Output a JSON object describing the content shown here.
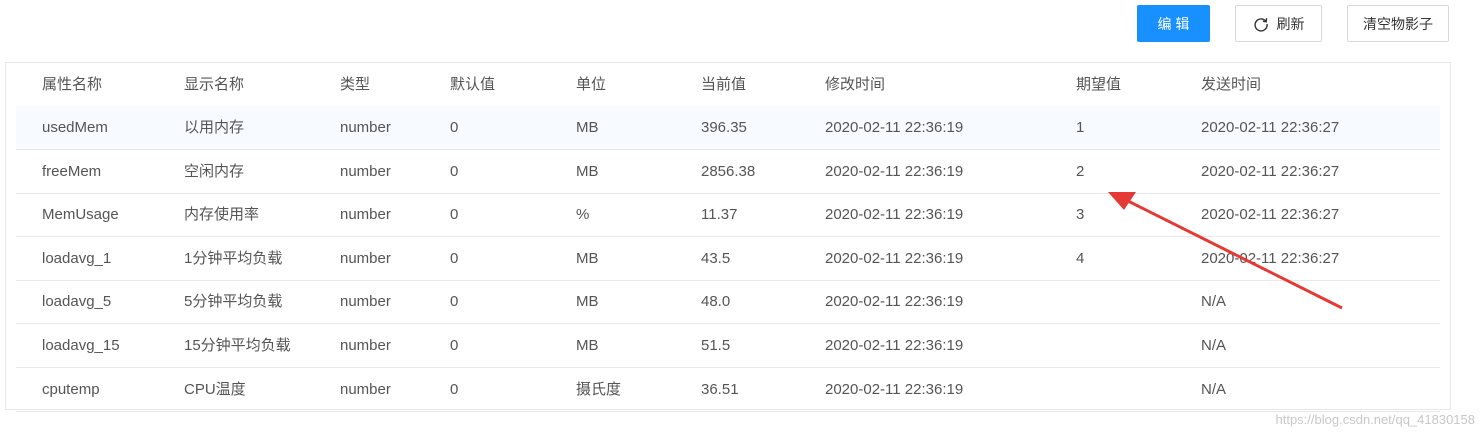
{
  "toolbar": {
    "edit_label": "编 辑",
    "refresh_label": "刷新",
    "clear_shadow_label": "清空物影子",
    "primary_color": "#1890ff"
  },
  "table": {
    "headers": [
      "属性名称",
      "显示名称",
      "类型",
      "默认值",
      "单位",
      "当前值",
      "修改时间",
      "期望值",
      "发送时间"
    ],
    "rows": [
      [
        "usedMem",
        "以用内存",
        "number",
        "0",
        "MB",
        "396.35",
        "2020-02-11 22:36:19",
        "1",
        "2020-02-11 22:36:27"
      ],
      [
        "freeMem",
        "空闲内存",
        "number",
        "0",
        "MB",
        "2856.38",
        "2020-02-11 22:36:19",
        "2",
        "2020-02-11 22:36:27"
      ],
      [
        "MemUsage",
        "内存使用率",
        "number",
        "0",
        "%",
        "11.37",
        "2020-02-11 22:36:19",
        "3",
        "2020-02-11 22:36:27"
      ],
      [
        "loadavg_1",
        "1分钟平均负载",
        "number",
        "0",
        "MB",
        "43.5",
        "2020-02-11 22:36:19",
        "4",
        "2020-02-11 22:36:27"
      ],
      [
        "loadavg_5",
        "5分钟平均负载",
        "number",
        "0",
        "MB",
        "48.0",
        "2020-02-11 22:36:19",
        "",
        "N/A"
      ],
      [
        "loadavg_15",
        "15分钟平均负载",
        "number",
        "0",
        "MB",
        "51.5",
        "2020-02-11 22:36:19",
        "",
        "N/A"
      ],
      [
        "cputemp",
        "CPU温度",
        "number",
        "0",
        "摄氏度",
        "36.51",
        "2020-02-11 22:36:19",
        "",
        "N/A"
      ]
    ]
  },
  "annotation": {
    "arrow_color": "#e53935"
  },
  "watermark": "https://blog.csdn.net/qq_41830158"
}
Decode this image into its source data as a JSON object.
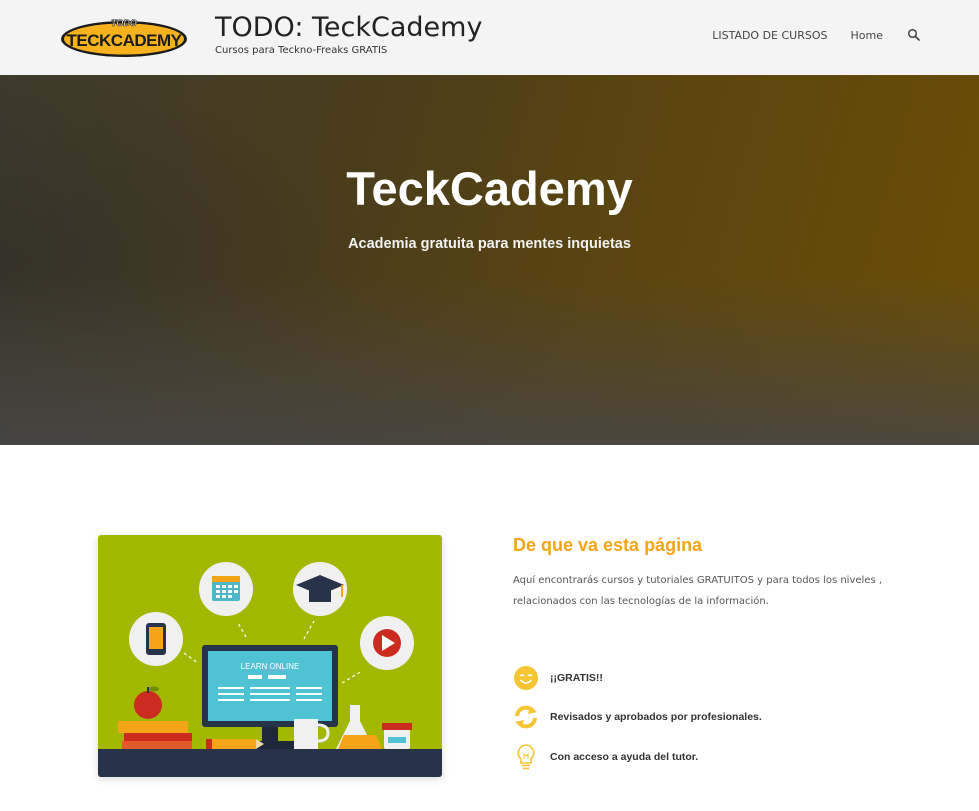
{
  "header": {
    "logo_text_small": "TODO",
    "logo_text": "TECKCADEMY",
    "site_title": "TODO: TeckCademy",
    "tagline": "Cursos para Teckno-Freaks GRATIS",
    "nav": [
      {
        "label": "LISTADO DE CURSOS"
      },
      {
        "label": "Home"
      }
    ],
    "search_icon": "search-icon"
  },
  "hero": {
    "title": "TeckCademy",
    "subtitle": "Academia gratuita para mentes inquietas"
  },
  "about": {
    "title": "De que va esta página",
    "text": "Aquí encontrarás cursos y tutoriales  GRATUITOS y para todos los niveles , relacionados con las tecnologías de la información.",
    "features": [
      {
        "icon": "smiley-icon",
        "label": "¡¡GRATIS!!"
      },
      {
        "icon": "refresh-icon",
        "label": "Revisados y aprobados por profesionales."
      },
      {
        "icon": "lightbulb-icon",
        "label": "Con acceso a ayuda del tutor."
      }
    ]
  },
  "illustration": {
    "screen_text": "LEARN ONLINE"
  },
  "colors": {
    "accent": "#f5a417",
    "illustration_bg": "#a3b800",
    "header_bg": "#f4f4f4"
  }
}
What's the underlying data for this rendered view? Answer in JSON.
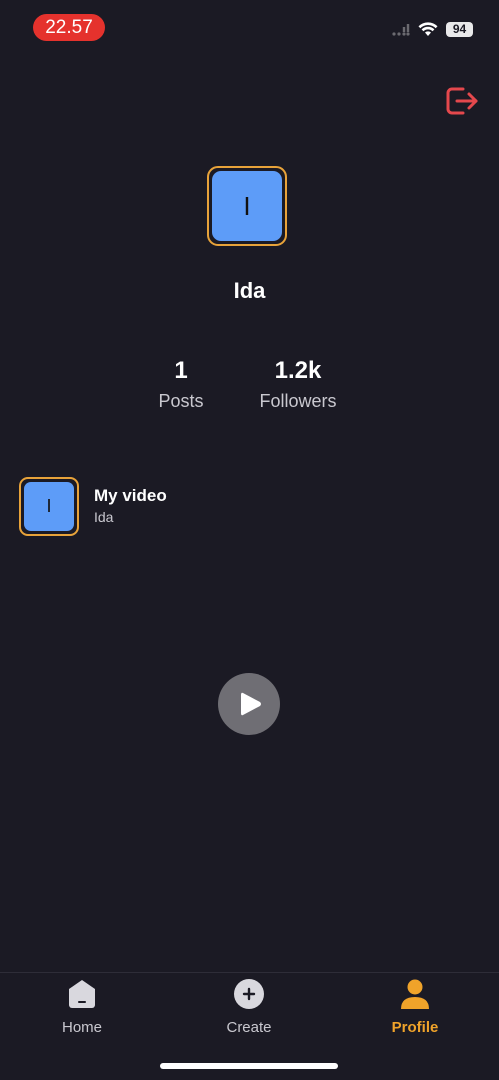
{
  "status_bar": {
    "time": "22.57",
    "battery": "94",
    "time_badge_color": "#e5322d"
  },
  "header": {
    "logout_icon": "logout-icon",
    "logout_color": "#e5484d"
  },
  "profile": {
    "avatar_initial": "I",
    "name": "Ida",
    "stats": [
      {
        "value": "1",
        "label": "Posts"
      },
      {
        "value": "1.2k",
        "label": "Followers"
      }
    ]
  },
  "videos": [
    {
      "initial": "I",
      "title": "My video",
      "author": "Ida"
    }
  ],
  "player": {
    "icon": "play-icon"
  },
  "bottom_nav": {
    "items": [
      {
        "label": "Home",
        "icon": "home-icon",
        "active": false
      },
      {
        "label": "Create",
        "icon": "plus-icon",
        "active": false
      },
      {
        "label": "Profile",
        "icon": "person-icon",
        "active": true
      }
    ],
    "active_color": "#f0a32a"
  },
  "colors": {
    "background": "#1b1a24",
    "accent": "#e8a33a",
    "avatar_fill": "#5d9cf8"
  }
}
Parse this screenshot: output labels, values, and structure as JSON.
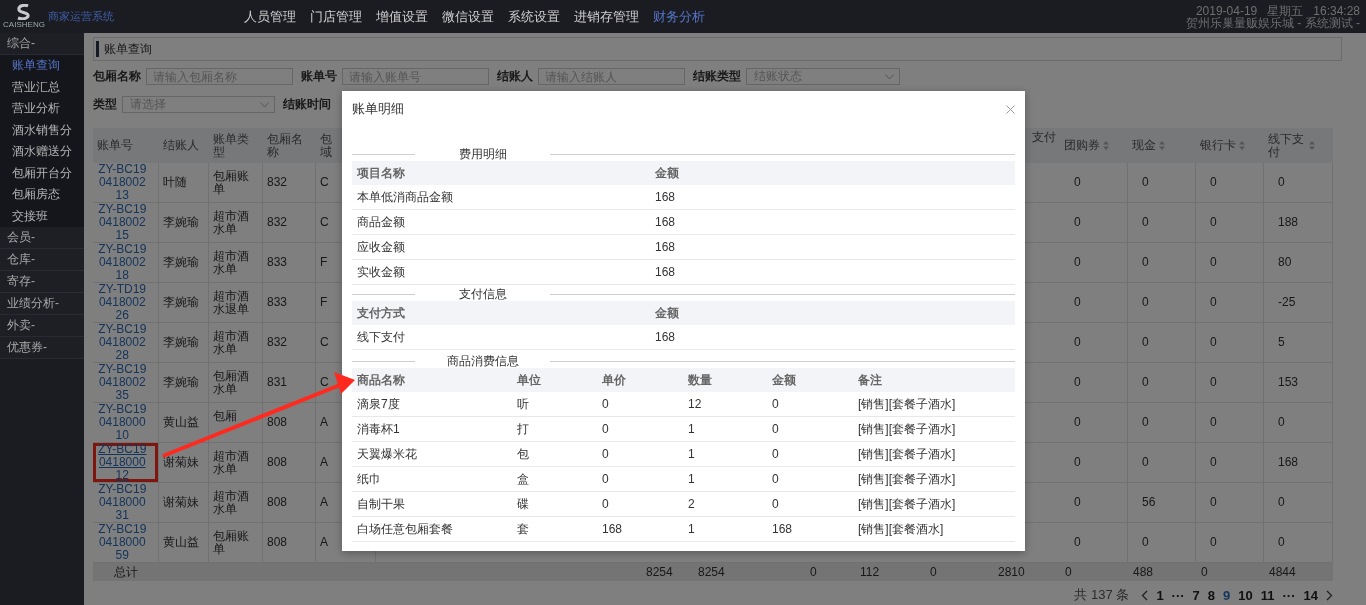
{
  "header": {
    "logo_text": "CAISHENG",
    "brand": "商家运营系统",
    "menu": [
      {
        "label": "人员管理",
        "selected": false
      },
      {
        "label": "门店管理",
        "selected": false
      },
      {
        "label": "增值设置",
        "selected": false
      },
      {
        "label": "微信设置",
        "selected": false
      },
      {
        "label": "系统设置",
        "selected": false
      },
      {
        "label": "进销存管理",
        "selected": false
      },
      {
        "label": "财务分析",
        "selected": true
      }
    ],
    "datetime": "2019-04-19   星期五   16:34:28",
    "store": "贺州乐巢量贩娱乐城 - 系统测试 -"
  },
  "sidebar": {
    "groups": [
      {
        "label": "综合-",
        "children": [
          {
            "label": "账单查询",
            "selected": true
          },
          {
            "label": "营业汇总",
            "selected": false
          },
          {
            "label": "营业分析",
            "selected": false
          },
          {
            "label": "酒水销售分",
            "selected": false
          },
          {
            "label": "酒水赠送分",
            "selected": false
          },
          {
            "label": "包厢开台分",
            "selected": false
          },
          {
            "label": "包厢房态",
            "selected": false
          },
          {
            "label": "交接班",
            "selected": false
          }
        ]
      },
      {
        "label": "会员-"
      },
      {
        "label": "仓库-"
      },
      {
        "label": "寄存-"
      },
      {
        "label": "业绩分析-"
      },
      {
        "label": "外卖-"
      },
      {
        "label": "优惠券-"
      }
    ]
  },
  "breadcrumb": "账单查询",
  "filters": [
    [
      {
        "label": "包厢名称",
        "kind": "input",
        "placeholder": "请输入包厢名称"
      },
      {
        "label": "账单号",
        "kind": "input",
        "placeholder": "请输入账单号"
      },
      {
        "label": "结账人",
        "kind": "input",
        "placeholder": "请输入结账人"
      },
      {
        "label": "结账类型",
        "kind": "select",
        "placeholder": "结账状态"
      }
    ],
    [
      {
        "label": "类型",
        "kind": "select",
        "placeholder": "请选择"
      },
      {
        "label": "结账时间",
        "kind": "label"
      }
    ]
  ],
  "table": {
    "left_columns": [
      {
        "label": "账单号",
        "sortable": false
      },
      {
        "label": "结账人",
        "sortable": false
      },
      {
        "label": "账单类型",
        "sortable": false
      },
      {
        "label": "包厢名称",
        "sortable": false
      },
      {
        "label": "包域",
        "sortable": false
      }
    ],
    "right_columns": [
      {
        "label": "支付",
        "sortable": false
      },
      {
        "label": "团购券",
        "sortable": true
      },
      {
        "label": "现金",
        "sortable": true
      },
      {
        "label": "银行卡",
        "sortable": true
      },
      {
        "label": "线下支付",
        "sortable": true
      }
    ],
    "rows": [
      {
        "bill_no": "ZY-BC19041800213",
        "cashier": "叶随",
        "bill_type": "包厢账单",
        "room_name": "832",
        "room_area": "C",
        "group_coupon": "0",
        "cash": "0",
        "bank_card": "0",
        "offline_payment": "0",
        "highlighted": false
      },
      {
        "bill_no": "ZY-BC19041800215",
        "cashier": "李婉瑜",
        "bill_type": "超市酒水单",
        "room_name": "832",
        "room_area": "C",
        "group_coupon": "0",
        "cash": "0",
        "bank_card": "0",
        "offline_payment": "188",
        "highlighted": false
      },
      {
        "bill_no": "ZY-BC19041800218",
        "cashier": "李婉瑜",
        "bill_type": "超市酒水单",
        "room_name": "833",
        "room_area": "F",
        "group_coupon": "0",
        "cash": "0",
        "bank_card": "0",
        "offline_payment": "80",
        "highlighted": false
      },
      {
        "bill_no": "ZY-TD19041800226",
        "cashier": "李婉瑜",
        "bill_type": "超市酒水退单",
        "room_name": "833",
        "room_area": "F",
        "group_coupon": "0",
        "cash": "0",
        "bank_card": "0",
        "offline_payment": "-25",
        "highlighted": false
      },
      {
        "bill_no": "ZY-BC19041800228",
        "cashier": "李婉瑜",
        "bill_type": "超市酒水单",
        "room_name": "832",
        "room_area": "C",
        "group_coupon": "0",
        "cash": "0",
        "bank_card": "0",
        "offline_payment": "5",
        "highlighted": false
      },
      {
        "bill_no": "ZY-BC19041800235",
        "cashier": "李婉瑜",
        "bill_type": "包厢酒水单",
        "room_name": "831",
        "room_area": "C",
        "group_coupon": "0",
        "cash": "0",
        "bank_card": "0",
        "offline_payment": "153",
        "highlighted": false
      },
      {
        "bill_no": "ZY-BC19041800010",
        "cashier": "黄山益",
        "bill_type": "包厢",
        "room_name": "808",
        "room_area": "A",
        "group_coupon": "0",
        "cash": "0",
        "bank_card": "0",
        "offline_payment": "0",
        "highlighted": false
      },
      {
        "bill_no": "ZY-BC19041800012",
        "cashier": "谢菊妹",
        "bill_type": "超市酒水单",
        "room_name": "808",
        "room_area": "A",
        "group_coupon": "0",
        "cash": "0",
        "bank_card": "0",
        "offline_payment": "168",
        "highlighted": true
      },
      {
        "bill_no": "ZY-BC19041800031",
        "cashier": "谢菊妹",
        "bill_type": "超市酒水单",
        "room_name": "808",
        "room_area": "A",
        "group_coupon": "0",
        "cash": "56",
        "bank_card": "0",
        "offline_payment": "0",
        "highlighted": false
      },
      {
        "bill_no": "ZY-BC19041800059",
        "cashier": "黄山益",
        "bill_type": "包厢账单",
        "room_name": "808",
        "room_area": "A",
        "group_coupon": "0",
        "cash": "0",
        "bank_card": "0",
        "offline_payment": "0",
        "highlighted": false
      }
    ],
    "totals": {
      "label": "总计",
      "column_10": "8254",
      "column_11": "8254",
      "column_13": "0",
      "column_14": "112",
      "column_15": "0",
      "column_16": "2810",
      "column_17": "0",
      "column_18": "488",
      "column_19": "0",
      "column_20": "4844"
    }
  },
  "pagination": {
    "total": "共 137 条",
    "pages": [
      {
        "label": "1",
        "kind": "page",
        "selected": false
      },
      {
        "label": "···",
        "kind": "ellipsis"
      },
      {
        "label": "7",
        "kind": "page",
        "selected": false
      },
      {
        "label": "8",
        "kind": "page",
        "selected": false
      },
      {
        "label": "9",
        "kind": "page",
        "selected": true
      },
      {
        "label": "10",
        "kind": "page",
        "selected": false
      },
      {
        "label": "11",
        "kind": "page",
        "selected": false
      },
      {
        "label": "···",
        "kind": "ellipsis"
      },
      {
        "label": "14",
        "kind": "page",
        "selected": false
      }
    ]
  },
  "modal": {
    "title": "账单明细",
    "sections": [
      {
        "title": "费用明细",
        "columns": [
          "项目名称",
          "金额"
        ],
        "rows": [
          [
            "本单低消商品金额",
            "168"
          ],
          [
            "商品金额",
            "168"
          ],
          [
            "应收金额",
            "168"
          ],
          [
            "实收金额",
            "168"
          ]
        ]
      },
      {
        "title": "支付信息",
        "columns": [
          "支付方式",
          "金额"
        ],
        "rows": [
          [
            "线下支付",
            "168"
          ]
        ]
      },
      {
        "title": "商品消费信息",
        "columns": [
          "商品名称",
          "单位",
          "单价",
          "数量",
          "金额",
          "备注"
        ],
        "rows": [
          [
            "滴泉7度",
            "听",
            "0",
            "12",
            "0",
            "[销售][套餐子酒水]"
          ],
          [
            "消毒杯1",
            "打",
            "0",
            "1",
            "0",
            "[销售][套餐子酒水]"
          ],
          [
            "天翼爆米花",
            "包",
            "0",
            "1",
            "0",
            "[销售][套餐子酒水]"
          ],
          [
            "纸巾",
            "盒",
            "0",
            "1",
            "0",
            "[销售][套餐子酒水]"
          ],
          [
            "自制干果",
            "碟",
            "0",
            "2",
            "0",
            "[销售][套餐子酒水]"
          ],
          [
            "白场任意包厢套餐",
            "套",
            "168",
            "1",
            "168",
            "[销售][套餐酒水]"
          ]
        ]
      }
    ]
  }
}
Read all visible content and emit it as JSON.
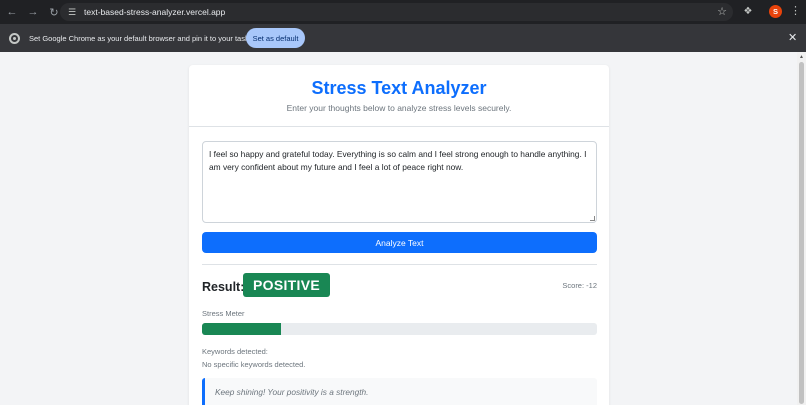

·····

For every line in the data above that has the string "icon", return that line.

    "search_icon": "search-icon"
        "icon": "smiley-icon",
        "icon": "refresh-icon",
        "icon": "lightbulb-icon",
    "logout_icon": "logout-icon",
    "icon": "play-icon"
        "icon": "home-icon",
        "icon": "plus-icon",
        "icon": "person-icon",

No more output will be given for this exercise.